_Source material_:
^^^^^^^^^^^^^^^^

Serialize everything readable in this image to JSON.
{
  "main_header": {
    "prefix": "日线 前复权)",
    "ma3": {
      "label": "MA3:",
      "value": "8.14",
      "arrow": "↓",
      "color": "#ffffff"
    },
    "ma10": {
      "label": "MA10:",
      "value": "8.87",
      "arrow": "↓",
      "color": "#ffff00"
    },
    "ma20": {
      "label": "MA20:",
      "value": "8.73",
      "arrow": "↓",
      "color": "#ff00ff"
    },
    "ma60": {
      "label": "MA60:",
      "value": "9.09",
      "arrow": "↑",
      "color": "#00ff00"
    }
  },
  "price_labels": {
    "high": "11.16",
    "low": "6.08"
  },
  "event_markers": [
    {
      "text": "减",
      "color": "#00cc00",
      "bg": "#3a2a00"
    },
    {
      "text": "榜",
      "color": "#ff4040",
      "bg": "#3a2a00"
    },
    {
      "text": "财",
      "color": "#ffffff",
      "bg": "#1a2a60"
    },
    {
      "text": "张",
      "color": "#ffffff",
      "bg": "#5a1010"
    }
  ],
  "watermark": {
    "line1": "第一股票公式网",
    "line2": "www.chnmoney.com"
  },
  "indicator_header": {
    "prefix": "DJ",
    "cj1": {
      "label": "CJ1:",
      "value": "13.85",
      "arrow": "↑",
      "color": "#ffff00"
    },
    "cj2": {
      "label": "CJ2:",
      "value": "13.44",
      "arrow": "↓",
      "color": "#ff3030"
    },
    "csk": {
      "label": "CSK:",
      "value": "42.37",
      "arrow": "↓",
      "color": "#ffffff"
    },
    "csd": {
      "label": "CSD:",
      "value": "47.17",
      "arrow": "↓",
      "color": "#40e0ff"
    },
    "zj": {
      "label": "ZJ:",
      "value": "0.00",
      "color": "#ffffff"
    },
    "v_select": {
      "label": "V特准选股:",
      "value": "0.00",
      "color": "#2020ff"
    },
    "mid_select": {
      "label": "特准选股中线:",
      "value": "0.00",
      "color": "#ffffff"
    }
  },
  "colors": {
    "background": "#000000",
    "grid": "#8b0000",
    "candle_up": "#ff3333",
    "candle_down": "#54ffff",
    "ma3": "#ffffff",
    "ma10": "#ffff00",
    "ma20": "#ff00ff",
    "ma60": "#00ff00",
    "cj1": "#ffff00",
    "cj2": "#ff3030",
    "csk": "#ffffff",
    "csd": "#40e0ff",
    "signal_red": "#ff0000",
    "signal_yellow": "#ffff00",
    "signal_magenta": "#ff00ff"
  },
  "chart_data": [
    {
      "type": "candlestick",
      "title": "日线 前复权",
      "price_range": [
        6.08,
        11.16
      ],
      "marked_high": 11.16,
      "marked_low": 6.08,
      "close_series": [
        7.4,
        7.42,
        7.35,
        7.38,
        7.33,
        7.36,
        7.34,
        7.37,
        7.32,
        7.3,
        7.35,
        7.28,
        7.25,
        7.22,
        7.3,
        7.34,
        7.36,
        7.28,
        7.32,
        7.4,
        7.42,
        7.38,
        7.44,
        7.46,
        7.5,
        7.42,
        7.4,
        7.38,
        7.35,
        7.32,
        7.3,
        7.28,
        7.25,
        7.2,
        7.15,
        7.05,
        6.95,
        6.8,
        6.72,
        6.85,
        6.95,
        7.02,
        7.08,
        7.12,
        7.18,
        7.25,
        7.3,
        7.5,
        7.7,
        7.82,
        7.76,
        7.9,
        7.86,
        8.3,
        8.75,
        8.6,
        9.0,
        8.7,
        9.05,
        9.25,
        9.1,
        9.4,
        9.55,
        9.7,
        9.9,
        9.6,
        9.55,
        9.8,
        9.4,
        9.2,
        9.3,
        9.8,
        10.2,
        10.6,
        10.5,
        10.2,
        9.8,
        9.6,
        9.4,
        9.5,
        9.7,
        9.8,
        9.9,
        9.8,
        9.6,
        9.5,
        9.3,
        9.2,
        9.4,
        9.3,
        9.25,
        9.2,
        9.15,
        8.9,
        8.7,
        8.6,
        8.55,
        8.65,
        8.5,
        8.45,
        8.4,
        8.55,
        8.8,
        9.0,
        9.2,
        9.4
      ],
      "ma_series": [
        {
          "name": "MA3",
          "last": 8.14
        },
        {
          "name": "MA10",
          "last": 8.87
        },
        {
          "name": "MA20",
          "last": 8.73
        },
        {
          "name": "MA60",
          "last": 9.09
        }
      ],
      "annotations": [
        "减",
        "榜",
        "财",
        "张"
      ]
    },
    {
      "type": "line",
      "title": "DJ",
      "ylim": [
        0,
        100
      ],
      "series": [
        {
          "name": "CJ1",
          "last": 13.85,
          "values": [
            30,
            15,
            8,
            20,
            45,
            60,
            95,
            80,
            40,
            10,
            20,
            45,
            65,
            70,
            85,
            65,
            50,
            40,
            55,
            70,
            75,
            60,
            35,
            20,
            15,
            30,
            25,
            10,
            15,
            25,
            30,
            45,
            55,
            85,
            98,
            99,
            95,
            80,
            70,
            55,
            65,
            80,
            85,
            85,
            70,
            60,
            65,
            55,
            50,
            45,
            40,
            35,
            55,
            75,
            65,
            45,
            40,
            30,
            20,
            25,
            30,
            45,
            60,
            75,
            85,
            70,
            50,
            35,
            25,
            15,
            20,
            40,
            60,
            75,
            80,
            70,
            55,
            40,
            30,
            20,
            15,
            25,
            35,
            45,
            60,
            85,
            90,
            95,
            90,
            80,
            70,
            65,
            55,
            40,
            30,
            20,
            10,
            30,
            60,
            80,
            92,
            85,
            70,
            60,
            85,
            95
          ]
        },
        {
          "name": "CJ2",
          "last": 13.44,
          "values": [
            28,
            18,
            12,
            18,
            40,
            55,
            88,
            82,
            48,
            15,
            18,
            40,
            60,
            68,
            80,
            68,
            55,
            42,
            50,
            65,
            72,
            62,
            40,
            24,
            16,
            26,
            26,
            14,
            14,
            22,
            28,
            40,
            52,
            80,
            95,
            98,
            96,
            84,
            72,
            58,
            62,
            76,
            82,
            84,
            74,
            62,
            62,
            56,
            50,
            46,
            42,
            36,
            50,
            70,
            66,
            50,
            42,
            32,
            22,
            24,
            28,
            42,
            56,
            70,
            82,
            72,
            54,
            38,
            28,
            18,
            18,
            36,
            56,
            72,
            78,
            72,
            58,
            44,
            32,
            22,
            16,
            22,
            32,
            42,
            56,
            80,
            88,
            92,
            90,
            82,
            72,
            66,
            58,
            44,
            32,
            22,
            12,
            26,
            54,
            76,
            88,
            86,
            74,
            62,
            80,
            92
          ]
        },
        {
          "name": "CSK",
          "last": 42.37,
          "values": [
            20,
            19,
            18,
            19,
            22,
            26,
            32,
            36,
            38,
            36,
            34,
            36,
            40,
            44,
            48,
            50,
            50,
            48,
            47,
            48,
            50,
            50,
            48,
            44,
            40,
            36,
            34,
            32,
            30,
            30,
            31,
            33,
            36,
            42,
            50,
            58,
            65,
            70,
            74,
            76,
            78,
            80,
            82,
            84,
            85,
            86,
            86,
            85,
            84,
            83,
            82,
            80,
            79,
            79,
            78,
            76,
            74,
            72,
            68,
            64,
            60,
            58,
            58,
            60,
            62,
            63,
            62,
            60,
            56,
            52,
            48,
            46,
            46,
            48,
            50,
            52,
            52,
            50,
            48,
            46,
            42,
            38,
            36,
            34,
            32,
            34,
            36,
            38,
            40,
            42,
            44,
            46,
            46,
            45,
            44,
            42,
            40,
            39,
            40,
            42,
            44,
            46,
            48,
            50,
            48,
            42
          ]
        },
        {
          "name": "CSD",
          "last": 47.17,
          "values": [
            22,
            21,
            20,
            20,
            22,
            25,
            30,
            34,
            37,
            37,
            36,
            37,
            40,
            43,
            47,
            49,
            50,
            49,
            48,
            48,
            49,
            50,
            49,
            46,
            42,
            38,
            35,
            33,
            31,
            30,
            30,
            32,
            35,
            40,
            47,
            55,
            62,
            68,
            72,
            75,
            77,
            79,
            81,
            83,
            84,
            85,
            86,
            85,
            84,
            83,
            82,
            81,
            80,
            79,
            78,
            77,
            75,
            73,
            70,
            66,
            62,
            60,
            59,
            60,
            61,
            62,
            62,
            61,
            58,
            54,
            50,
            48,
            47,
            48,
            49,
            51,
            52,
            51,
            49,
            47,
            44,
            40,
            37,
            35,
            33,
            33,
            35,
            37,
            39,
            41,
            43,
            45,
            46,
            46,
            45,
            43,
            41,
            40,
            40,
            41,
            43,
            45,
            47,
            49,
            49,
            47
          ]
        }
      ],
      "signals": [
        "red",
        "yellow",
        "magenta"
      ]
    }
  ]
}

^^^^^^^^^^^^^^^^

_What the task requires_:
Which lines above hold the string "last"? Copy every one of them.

_Response area_:
          "last": 8.14
          "last": 8.87
          "last": 8.73
          "last": 9.09
          "last": 13.85,
          "last": 13.44,
          "last": 42.37,
          "last": 47.17,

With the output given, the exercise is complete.